NALSAR University

10 per cent quota: All you needed to know and your newspaper won’t tell

(This is a reprint from NewsBred).

It’s mayhem in our newspapers. Nobody has come out in support of 10 percent reservation bill which the Modi government has sought for economically backward classes. Through their editorials, columns, opposition quips, wall-to-wall coverage, we the readers are left with four major antipathies: (a) It’s an election gimmick; (b) It’s a “jumla”; (c) It’s breach of the 50 per cent reservation quota; (d) it provides quota on economic criteria.  All of them agree: It wouldn’t stand the judicial scrutiny.

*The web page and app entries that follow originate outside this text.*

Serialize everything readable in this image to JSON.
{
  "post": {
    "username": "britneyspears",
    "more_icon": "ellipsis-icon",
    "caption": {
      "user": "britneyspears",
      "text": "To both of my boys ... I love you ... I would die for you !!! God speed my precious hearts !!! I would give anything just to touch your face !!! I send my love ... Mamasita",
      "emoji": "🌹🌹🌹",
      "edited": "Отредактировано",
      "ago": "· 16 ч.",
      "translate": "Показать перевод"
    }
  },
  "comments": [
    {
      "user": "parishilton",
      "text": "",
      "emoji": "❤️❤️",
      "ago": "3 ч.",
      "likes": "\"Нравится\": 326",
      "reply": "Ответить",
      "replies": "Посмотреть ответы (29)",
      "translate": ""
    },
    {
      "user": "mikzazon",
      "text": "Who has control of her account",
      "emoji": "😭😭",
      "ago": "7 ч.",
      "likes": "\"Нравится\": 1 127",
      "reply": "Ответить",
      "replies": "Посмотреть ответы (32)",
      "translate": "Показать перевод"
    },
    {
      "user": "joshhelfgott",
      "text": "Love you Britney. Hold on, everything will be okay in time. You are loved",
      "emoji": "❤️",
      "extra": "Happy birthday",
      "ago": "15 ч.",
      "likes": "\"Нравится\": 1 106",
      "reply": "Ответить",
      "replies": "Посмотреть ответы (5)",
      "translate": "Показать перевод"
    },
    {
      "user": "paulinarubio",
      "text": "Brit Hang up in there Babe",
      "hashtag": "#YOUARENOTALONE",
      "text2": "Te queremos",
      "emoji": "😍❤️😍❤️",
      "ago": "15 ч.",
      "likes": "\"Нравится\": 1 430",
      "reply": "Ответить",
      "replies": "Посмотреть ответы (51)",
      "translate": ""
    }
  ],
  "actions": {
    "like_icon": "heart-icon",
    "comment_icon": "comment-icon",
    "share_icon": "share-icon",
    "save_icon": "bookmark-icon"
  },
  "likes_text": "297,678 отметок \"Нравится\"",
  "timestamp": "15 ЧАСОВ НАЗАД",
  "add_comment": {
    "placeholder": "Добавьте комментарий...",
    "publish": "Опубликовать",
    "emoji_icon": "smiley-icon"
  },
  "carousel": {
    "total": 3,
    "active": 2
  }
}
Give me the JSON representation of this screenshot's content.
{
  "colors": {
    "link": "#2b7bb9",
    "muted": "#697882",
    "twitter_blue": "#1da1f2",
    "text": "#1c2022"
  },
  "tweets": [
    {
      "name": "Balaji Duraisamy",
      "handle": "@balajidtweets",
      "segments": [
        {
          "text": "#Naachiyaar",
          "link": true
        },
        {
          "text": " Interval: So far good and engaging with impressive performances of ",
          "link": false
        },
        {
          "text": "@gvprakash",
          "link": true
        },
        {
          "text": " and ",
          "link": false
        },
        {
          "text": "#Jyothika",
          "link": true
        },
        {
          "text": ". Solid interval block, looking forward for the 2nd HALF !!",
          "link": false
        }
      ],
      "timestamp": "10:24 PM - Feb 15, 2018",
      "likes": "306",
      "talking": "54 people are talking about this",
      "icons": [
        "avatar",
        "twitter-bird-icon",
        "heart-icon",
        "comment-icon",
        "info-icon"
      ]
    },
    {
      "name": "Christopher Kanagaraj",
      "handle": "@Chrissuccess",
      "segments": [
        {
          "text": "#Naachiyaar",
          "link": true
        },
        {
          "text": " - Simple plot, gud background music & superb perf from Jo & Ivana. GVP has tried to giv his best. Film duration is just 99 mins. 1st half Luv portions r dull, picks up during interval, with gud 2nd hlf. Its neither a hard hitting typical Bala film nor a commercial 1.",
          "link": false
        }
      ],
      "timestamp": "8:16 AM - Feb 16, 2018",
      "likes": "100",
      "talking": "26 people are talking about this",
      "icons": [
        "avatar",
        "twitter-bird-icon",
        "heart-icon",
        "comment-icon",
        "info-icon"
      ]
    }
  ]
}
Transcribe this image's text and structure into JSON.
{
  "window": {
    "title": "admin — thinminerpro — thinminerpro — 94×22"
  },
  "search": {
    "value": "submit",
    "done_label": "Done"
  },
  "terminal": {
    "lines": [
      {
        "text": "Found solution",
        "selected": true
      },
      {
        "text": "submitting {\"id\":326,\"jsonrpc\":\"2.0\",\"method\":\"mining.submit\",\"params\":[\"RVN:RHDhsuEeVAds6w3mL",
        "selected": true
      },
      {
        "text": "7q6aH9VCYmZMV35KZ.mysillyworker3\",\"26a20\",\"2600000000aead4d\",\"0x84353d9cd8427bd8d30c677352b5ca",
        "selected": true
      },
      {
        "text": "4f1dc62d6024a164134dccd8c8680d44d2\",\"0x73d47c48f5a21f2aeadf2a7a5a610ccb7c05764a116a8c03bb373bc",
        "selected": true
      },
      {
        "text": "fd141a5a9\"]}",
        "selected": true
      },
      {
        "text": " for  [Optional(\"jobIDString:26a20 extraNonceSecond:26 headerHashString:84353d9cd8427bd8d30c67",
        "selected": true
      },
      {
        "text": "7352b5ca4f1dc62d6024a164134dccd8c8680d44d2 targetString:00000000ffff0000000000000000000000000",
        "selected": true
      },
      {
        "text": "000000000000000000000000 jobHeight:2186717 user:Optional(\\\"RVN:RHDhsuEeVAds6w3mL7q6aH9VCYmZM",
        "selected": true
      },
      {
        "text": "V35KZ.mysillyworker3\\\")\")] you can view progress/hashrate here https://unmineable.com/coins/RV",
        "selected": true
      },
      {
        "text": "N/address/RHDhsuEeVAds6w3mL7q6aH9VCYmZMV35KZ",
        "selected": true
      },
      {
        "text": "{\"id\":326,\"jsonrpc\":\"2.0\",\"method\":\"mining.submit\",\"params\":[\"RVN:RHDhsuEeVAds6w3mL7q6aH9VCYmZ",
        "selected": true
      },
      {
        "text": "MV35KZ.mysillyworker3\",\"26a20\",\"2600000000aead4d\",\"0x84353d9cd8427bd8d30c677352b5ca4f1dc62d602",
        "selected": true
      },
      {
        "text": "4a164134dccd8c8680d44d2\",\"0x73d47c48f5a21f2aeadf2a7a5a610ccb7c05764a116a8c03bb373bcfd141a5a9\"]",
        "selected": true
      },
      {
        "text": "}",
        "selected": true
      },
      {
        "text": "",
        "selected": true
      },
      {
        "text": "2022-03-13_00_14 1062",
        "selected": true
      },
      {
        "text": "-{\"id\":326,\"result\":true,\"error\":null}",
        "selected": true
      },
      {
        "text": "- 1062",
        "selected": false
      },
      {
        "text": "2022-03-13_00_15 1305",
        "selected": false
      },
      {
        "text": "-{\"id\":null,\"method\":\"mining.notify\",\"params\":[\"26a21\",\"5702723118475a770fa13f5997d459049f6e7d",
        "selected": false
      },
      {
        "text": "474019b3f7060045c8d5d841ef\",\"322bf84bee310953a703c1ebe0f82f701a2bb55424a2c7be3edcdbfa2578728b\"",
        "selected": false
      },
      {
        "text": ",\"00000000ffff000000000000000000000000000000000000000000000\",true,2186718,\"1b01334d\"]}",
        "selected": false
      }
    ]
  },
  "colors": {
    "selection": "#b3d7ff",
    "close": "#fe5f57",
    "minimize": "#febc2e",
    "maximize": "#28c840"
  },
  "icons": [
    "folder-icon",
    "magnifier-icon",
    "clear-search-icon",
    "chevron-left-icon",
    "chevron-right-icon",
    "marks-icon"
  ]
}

You see readers, I try to make it simple for you. The above points are all there is to it. NOTHING ELSE.  Save yourself from the fatigue which your newspapers are inflicting upon you.  For example the Indian Express has no less than six pages devoted majorly on this issue today. Or The Hindu which has an editorial and a column besides the coverage on front page. Times of India and Hindustan Times are a little better but only in comparison.

Indian Express has gone berserk to raid the mind and heart of its readers. Three big pieces from A.M. Ahmad (a former Chief Justice of India), Faizan Mustafa (vice-chancellor NALSAR University of Law) and PS Krishnan (ex-secretary of Government of India) put its readers under siege. The newspaper still won’t let up. It quotes from national parties you wouldn’t have heard in your lifetimes, especially if you are not from Kerala: Revolutionary Socialist Party and Indian Union Muslim League. Doesn’t matter if their presence in Lok Sabha is only 1-2 members.  It quotes Congress member KV Thomas: “You (BJP) are butchering Indian democracy;” and gives a screaming headline: “Opposition sit-in in House to protest extra sitting.”

Such a massive coverage and not a line on what Arun Jaitley said in defence. Surely Indian Express was not lacking in man-power, space or intent. Then why blank the man who is BJP’s voice and who has demolished all the above points in his typical clinical fashion? What happens to the time-tested commandment of journalism to present both sides equally? Why not admit you are partisan.

So readers hear out what Jaitley said on all the points: punch for punch, blow for blow. His words are in quotes:

  • It’s an election gimmick: “It’s part of election manifestoes of most political parties, including Congress.”
  • It’s just a Jumla: “Why it’s a jumla for BJP and not for Congress, or others, who have a similar manifesto?”
  • It’s a breach of the 50 per cent reservation quota: “The 50 per cent ceiling is on castes as provided for in Section 16 (4) of the Constitution. This new quota is activated through a new section: 16 (5). This 10 per cent quota is from the general category—not reserved category.
  • It provides quota on economic criteria: “If out of that 50 per cent (for general category) 10 per cent is being shared among the poor who can have a problem with it?… Just as equals can’t be treated unequally, unequal people can’t be treated equally.”

Jaitley firmly opined: “No legal pitfalls in the way the legislation has been designed…it buffers it from any adverse legal opinion.”

All the English newspapers have gone big on stating that a similar attempt by PV Narasimha Rao had been struck down by the courts. Most obscured Jaitley’s views on it: “PV Narasimha Rao brought it through notifications. States too tried reservation through notification or normal law. They didn’t have power from Constitution…there was no provision in the Constitution which supported quota on economic criteria (as the BJP government has now sought through the Constitution.)”  Or that “21 private members bills have sought a similar quota in the Parliament over time.”

There is another mischievous twist to the fact: “Over 95 per cent of the population would now be under quota.’” Not 95 per cent of the population but 95 per cent of the economically backward section!!!

This piece is not about the merit of the move: whether the country needs further reservations or not. This article is about how English mainstream media misleads its readers and warps facts. For the readers to question who gains if India loses.

If anything, our newspapers should have exposed the hypocrisy of political parties who put the same in their manifesto, give a mouthful in front of media yet vote in favour to the extent that the scoreline is 323-3. Or what Jaitley pithily said about the Left: “The Communists were opposing a measure brought for the poor.”

Shame.